The Tanfield Food Co., a UK-based maker of all-natural food products, has raised £4 million in growth equity funding from Inventages Venture Capital.
Hello Music, a developer of technology to connect independent musicians with music industry execs, because we believe that all great music deserves to be heard, has raised $4 million in VC funding from KVG Partners.
QD Vision, a Watertown, Mass.-based developer of nanotech-based products for solid state lighting and displays, has raised $3 million in VC funding from DTE Energy Ventures. Last month, t! he company announced $10 million in fourth-round funding from return backers North Bridge Venture Partners, Highland Capital Partners and In-Q-Tel.
The Blackstone Group, via GSO Capital Partners, has agreed to take over management of nine leveraged loan and high-yield bond funds from Allied Capital Corp. The funds have assets of $3.2 billion, and are currently managed by Allied portfolio company Callidus.
Cedar Fair LP (NYSE: FUN) management has been sued by a shareholder, over the amusement park operator’s recent agreement to be acquired by Apollo Management for $2.4 billion.
Lone Star Funds has agreed to acquire hotel owner and operator Lodgian Inc. (NYSE: LGN), for approximately $270 million (including assumed debt). Under terms of the agreement, Lodgian stockholders would receive $2.50 per share.
Global Mart Ltd. is selling its majority stakes in two Chinese supermarkets, in a deal expected to fetch around $73 million. Bidders include Standard Chartered Private Equity and Chinese conglomerate Fosun Group.
Cellu Tissue Holdings, an Alpharetta, Ga.-based maker of household and industrial paper products, raised $107.9 million in its IPO. The company priced 8.3 million shares at $13 per share, compared to plans to sell 7.8 million shares at between $15 and $17 per share. Its initial market cap is around $262 million. The company will trade on the NYSE under ticker symbol CLU, while Goldman Sachs and J.P. Morgan served as lead underwriters. Weston Presidio sold around 4.77 million shares in the offering, cutting its ownership stake from 84.1% to 49.3 percent.
Caprion Proteomics Inc., a provider of proteomics-based service to the pharma and biotech industries, has acquired the biomarker services unit of PPD Inc. (Nasdaq: PPDI). No financial terms were disclosed. Caprion Proteomics is a portfolio company of Great Point Partners.
Firms & Funds
Castle Harlan has secured around $800 million in capital commitments for its fifth fund, according to LBO Wire. A final close is expected later this quarter. www.castleharlan.com

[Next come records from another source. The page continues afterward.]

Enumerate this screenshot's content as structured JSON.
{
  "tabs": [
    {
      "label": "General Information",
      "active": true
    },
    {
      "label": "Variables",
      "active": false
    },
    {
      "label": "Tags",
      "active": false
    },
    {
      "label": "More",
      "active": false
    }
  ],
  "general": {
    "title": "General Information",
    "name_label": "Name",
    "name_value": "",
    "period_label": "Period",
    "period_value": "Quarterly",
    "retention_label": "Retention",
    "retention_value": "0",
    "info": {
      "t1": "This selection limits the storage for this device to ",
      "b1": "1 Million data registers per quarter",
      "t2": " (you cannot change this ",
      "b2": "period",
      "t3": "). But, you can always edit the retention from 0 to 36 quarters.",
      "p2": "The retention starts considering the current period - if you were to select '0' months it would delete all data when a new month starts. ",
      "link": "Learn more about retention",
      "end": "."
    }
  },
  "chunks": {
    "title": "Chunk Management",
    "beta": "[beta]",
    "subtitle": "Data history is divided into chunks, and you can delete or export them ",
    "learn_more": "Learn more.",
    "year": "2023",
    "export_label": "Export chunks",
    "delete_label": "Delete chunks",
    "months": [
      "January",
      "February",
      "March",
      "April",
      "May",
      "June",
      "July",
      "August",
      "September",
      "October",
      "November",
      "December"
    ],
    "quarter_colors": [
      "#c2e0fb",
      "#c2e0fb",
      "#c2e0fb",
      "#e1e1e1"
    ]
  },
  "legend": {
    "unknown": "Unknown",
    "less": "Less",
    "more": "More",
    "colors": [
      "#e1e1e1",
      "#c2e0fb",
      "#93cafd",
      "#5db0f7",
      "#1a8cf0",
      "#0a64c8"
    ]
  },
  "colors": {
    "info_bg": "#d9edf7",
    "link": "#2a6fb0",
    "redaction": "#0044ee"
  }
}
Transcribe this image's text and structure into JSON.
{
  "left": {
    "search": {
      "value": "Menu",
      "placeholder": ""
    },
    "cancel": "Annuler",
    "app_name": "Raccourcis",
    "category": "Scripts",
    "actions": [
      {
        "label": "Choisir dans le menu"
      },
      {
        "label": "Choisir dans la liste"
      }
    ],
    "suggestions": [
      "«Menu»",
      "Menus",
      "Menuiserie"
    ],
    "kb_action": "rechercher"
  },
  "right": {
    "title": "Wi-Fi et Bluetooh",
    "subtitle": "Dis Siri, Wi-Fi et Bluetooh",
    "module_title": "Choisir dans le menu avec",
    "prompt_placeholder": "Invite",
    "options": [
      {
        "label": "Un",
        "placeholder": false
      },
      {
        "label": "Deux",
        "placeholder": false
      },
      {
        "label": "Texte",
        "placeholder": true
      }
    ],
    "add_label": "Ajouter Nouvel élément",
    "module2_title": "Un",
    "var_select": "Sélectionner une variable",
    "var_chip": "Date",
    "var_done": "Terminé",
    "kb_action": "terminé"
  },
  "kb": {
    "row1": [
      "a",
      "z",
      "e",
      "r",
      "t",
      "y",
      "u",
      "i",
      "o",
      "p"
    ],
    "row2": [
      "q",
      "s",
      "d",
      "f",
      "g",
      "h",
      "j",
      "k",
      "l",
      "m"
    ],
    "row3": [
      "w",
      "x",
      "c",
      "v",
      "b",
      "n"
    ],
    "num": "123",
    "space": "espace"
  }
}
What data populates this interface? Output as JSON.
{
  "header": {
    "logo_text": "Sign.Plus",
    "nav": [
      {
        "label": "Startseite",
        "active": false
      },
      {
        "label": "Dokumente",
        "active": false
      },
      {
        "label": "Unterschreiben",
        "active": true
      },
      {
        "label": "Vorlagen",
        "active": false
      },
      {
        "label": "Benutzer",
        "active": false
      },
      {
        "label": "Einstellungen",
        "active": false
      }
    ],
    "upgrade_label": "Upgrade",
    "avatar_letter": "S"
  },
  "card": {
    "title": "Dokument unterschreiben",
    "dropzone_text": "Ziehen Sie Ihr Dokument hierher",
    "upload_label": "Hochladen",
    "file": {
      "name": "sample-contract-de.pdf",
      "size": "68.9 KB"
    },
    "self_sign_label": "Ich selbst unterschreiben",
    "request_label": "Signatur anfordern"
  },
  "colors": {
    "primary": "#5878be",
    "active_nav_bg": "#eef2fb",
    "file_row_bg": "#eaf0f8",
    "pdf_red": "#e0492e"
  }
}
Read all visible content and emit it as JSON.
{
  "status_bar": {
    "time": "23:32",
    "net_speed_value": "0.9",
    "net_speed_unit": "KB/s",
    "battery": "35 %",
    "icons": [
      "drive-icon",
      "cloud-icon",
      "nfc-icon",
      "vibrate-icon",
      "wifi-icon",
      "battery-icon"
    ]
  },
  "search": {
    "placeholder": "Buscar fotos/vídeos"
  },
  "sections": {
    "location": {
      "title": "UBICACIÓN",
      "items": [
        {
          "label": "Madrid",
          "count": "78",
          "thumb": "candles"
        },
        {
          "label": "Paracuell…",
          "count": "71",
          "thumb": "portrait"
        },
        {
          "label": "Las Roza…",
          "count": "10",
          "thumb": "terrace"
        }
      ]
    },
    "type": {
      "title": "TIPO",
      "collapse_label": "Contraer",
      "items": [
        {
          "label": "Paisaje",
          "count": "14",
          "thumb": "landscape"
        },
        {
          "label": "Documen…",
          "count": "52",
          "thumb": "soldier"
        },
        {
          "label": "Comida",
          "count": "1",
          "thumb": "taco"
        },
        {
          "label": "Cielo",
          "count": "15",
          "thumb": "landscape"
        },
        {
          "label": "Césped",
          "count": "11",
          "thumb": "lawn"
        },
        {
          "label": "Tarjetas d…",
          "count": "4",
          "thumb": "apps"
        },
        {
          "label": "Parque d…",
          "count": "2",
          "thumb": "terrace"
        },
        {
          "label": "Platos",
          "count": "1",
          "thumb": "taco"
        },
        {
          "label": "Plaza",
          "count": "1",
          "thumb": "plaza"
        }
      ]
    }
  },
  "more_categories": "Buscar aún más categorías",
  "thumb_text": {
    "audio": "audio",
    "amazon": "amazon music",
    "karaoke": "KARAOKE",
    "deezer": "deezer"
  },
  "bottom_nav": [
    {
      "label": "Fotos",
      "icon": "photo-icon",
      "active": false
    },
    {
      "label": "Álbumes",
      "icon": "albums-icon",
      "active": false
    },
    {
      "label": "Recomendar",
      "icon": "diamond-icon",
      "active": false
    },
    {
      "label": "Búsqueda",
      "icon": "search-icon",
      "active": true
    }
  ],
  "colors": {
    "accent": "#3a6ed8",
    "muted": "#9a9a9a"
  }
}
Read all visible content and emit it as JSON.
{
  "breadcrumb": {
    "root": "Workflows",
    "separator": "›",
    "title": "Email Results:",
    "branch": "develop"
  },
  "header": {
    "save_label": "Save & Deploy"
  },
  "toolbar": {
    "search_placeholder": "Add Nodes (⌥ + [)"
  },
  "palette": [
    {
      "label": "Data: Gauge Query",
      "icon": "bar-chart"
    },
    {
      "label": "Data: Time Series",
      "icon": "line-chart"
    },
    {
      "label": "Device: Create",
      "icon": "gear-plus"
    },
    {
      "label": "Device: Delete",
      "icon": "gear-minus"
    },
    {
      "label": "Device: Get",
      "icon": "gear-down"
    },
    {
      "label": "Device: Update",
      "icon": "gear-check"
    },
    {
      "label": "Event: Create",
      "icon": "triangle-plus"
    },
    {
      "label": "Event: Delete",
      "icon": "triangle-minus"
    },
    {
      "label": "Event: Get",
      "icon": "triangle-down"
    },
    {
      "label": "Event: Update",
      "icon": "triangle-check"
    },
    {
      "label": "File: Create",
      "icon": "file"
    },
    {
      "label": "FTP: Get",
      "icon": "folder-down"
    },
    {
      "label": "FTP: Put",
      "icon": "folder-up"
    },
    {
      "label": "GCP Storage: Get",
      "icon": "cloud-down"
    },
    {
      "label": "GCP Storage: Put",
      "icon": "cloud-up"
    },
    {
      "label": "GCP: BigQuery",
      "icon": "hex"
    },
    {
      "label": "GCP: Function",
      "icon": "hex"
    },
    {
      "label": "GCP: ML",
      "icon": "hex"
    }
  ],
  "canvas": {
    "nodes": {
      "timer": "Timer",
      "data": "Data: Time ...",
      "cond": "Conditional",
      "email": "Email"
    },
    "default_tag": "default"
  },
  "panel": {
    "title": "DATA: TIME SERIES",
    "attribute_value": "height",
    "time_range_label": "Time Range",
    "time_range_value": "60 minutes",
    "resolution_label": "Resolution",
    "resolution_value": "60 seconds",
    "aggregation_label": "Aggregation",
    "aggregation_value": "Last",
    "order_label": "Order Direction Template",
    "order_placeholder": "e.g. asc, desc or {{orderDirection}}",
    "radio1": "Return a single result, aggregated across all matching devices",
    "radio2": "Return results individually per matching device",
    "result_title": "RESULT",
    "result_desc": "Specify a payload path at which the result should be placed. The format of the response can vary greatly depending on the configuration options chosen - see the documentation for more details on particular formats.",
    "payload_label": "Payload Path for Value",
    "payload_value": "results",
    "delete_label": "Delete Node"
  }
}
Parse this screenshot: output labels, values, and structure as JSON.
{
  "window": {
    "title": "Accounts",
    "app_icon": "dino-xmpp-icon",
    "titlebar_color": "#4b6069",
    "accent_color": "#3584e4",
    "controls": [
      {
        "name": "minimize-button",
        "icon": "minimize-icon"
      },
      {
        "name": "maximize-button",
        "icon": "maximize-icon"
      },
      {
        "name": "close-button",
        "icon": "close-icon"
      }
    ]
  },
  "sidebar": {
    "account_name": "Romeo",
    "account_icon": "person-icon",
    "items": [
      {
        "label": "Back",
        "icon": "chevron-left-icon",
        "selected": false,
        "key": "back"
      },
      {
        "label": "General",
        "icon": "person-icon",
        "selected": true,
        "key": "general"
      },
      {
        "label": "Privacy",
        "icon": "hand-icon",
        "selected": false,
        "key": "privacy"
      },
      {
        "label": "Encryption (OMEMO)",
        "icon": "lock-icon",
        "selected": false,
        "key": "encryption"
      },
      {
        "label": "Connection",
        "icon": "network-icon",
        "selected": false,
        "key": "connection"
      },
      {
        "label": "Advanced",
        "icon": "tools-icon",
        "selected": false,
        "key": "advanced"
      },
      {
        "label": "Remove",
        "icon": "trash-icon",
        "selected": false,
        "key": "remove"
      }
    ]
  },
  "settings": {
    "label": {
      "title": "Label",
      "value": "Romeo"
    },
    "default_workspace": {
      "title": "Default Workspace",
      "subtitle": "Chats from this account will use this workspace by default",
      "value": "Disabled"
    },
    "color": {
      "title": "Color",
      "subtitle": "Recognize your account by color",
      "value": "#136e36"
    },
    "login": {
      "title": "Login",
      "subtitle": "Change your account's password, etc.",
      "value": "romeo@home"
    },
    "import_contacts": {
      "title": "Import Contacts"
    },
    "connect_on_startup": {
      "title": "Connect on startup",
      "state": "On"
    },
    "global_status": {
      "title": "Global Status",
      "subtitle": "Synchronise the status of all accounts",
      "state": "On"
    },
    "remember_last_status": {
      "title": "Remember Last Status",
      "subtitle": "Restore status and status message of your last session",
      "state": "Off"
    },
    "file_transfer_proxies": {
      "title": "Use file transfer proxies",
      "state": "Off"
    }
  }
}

ICICI Venture, a VC unit of Indian lender ICICI Bank, is raising up to $800 million for a new India-focused fund. This includes between $150 million and $200 million from non-Indian sources. It already has secured $350 million in domestic commitments.